### What you will do
Reproduce all lines of the listing below in which the word "JSON" occurs.

━━ Data ━━

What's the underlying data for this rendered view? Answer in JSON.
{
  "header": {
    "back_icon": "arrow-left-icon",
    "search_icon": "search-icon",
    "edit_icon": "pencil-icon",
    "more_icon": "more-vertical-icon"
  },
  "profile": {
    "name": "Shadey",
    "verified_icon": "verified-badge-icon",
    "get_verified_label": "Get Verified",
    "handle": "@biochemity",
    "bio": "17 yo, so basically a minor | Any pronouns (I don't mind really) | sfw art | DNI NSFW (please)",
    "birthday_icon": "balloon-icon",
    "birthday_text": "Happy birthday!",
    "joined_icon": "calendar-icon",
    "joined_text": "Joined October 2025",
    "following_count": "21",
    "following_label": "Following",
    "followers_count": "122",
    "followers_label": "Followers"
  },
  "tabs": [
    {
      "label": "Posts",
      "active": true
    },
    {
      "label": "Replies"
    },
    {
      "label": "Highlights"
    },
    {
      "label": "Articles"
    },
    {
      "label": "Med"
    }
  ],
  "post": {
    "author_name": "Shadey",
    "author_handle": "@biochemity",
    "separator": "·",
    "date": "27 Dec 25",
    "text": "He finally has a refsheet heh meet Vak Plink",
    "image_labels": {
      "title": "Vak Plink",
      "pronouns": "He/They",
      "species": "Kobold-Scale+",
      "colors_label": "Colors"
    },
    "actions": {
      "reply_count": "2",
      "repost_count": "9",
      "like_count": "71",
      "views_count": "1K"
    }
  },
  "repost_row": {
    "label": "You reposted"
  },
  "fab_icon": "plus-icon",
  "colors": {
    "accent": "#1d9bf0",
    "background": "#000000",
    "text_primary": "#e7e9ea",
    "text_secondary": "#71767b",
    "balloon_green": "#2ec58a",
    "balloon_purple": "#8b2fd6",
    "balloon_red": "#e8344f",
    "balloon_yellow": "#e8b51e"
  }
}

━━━
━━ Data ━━

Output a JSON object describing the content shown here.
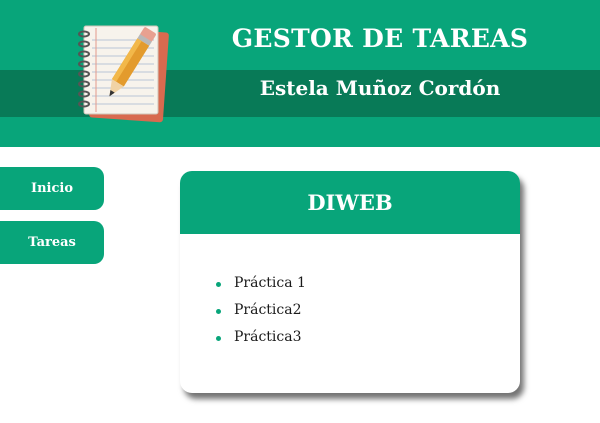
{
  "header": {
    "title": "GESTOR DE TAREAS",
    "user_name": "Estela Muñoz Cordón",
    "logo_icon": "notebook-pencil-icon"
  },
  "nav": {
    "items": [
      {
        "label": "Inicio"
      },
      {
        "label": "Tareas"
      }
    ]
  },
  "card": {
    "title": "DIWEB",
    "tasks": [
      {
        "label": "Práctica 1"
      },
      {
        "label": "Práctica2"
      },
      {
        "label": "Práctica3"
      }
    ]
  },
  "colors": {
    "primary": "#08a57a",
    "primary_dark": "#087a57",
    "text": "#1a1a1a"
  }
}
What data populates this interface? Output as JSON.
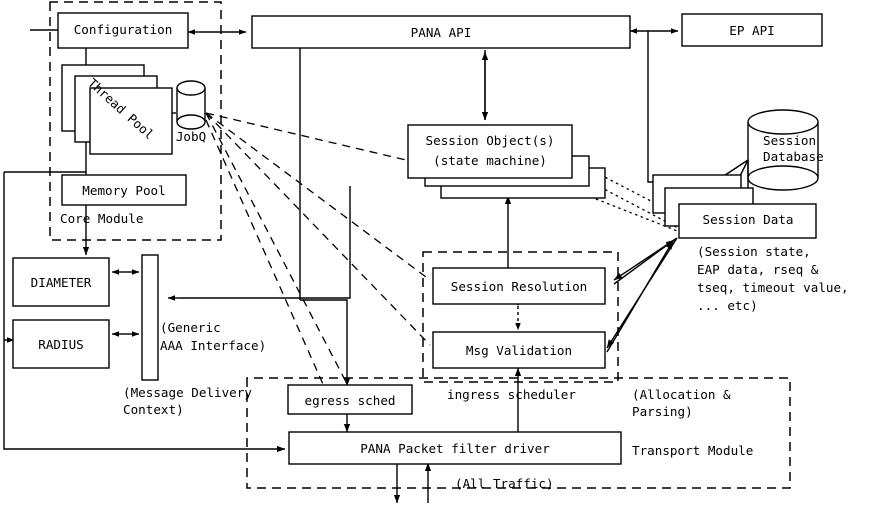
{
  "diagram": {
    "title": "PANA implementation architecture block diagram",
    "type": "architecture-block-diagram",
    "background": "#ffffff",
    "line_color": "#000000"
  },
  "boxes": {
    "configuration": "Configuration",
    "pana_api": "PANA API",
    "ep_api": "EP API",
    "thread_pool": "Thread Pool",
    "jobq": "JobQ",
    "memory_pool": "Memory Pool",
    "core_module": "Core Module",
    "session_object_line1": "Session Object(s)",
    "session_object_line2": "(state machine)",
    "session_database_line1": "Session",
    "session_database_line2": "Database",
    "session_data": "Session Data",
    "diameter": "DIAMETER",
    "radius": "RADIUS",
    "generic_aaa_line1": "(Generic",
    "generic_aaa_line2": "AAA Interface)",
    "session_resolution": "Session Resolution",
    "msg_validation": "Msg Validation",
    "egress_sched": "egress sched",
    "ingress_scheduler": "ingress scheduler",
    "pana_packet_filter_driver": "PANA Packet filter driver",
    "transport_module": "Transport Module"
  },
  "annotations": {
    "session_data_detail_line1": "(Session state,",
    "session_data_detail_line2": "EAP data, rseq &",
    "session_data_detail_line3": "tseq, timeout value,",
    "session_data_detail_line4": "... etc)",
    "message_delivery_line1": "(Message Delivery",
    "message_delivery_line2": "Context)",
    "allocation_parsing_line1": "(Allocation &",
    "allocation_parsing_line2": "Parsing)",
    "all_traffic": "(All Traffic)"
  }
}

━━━
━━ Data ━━

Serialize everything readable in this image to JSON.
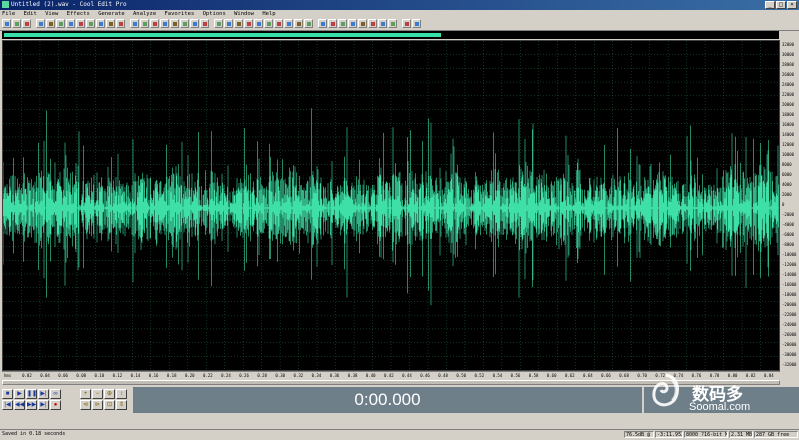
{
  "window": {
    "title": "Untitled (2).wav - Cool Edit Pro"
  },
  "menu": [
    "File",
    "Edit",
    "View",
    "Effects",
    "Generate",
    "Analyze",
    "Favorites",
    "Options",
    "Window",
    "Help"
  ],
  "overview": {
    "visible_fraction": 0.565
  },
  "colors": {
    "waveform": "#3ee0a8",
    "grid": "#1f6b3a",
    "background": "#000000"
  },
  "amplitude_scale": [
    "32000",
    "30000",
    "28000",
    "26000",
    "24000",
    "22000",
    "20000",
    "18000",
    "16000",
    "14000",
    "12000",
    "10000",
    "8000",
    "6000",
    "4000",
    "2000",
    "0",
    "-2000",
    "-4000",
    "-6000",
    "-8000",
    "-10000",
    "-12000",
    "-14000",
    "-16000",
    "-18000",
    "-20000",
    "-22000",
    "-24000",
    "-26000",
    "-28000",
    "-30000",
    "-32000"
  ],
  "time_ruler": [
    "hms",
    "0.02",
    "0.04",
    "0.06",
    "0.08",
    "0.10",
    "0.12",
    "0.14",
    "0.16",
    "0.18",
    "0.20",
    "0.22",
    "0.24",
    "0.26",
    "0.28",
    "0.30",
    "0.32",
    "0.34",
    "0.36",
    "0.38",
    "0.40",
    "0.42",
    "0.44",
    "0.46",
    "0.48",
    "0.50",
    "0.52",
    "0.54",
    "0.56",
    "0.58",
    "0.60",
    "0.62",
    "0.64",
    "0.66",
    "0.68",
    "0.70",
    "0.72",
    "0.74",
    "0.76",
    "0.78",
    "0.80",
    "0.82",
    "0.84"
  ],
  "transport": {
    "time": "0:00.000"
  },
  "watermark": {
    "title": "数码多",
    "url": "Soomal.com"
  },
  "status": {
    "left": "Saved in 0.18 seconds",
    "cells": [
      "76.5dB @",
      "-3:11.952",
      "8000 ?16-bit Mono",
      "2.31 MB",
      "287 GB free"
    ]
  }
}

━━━

### Answer below
What's the underlying data for this rendered view? Answer in JSON.
Output a JSON object describing the content shown here.
What data populates this interface? Output as JSON.
Serialize everything readable in this image to JSON.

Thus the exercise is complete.